(DATA FOR THIS EXERCISE begins)

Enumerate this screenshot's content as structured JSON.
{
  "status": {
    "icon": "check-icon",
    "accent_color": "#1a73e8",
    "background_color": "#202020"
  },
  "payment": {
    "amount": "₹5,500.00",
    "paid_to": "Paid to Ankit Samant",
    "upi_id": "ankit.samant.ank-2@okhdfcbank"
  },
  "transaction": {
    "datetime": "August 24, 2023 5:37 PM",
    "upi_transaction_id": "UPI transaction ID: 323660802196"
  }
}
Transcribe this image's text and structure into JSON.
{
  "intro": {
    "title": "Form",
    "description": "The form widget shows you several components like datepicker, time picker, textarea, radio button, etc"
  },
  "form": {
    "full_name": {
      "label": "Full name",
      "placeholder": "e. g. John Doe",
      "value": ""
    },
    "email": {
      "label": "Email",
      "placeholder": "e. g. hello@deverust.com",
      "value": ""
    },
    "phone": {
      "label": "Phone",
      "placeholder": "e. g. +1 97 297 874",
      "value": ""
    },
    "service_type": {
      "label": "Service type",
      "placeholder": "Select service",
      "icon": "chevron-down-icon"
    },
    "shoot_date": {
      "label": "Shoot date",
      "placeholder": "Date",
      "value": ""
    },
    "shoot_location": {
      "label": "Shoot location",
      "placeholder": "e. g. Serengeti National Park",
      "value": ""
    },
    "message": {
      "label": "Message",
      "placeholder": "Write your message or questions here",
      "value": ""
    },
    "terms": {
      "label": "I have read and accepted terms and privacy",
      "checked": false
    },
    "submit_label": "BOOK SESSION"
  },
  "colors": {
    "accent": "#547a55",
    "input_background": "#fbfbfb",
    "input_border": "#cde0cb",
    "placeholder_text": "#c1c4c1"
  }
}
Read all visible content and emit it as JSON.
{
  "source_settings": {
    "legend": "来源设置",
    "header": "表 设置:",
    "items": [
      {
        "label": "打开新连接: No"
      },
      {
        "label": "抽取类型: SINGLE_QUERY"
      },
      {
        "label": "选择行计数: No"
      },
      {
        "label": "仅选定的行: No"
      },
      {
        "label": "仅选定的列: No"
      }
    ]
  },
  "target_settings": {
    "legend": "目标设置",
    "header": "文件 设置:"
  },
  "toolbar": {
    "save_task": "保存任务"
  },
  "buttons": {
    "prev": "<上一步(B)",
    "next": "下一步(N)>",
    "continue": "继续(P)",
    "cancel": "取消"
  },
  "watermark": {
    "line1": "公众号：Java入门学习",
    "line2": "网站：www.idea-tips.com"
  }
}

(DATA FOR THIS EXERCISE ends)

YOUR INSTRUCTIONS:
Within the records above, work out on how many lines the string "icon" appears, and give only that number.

SOLUTION FOR THIS TASK:
2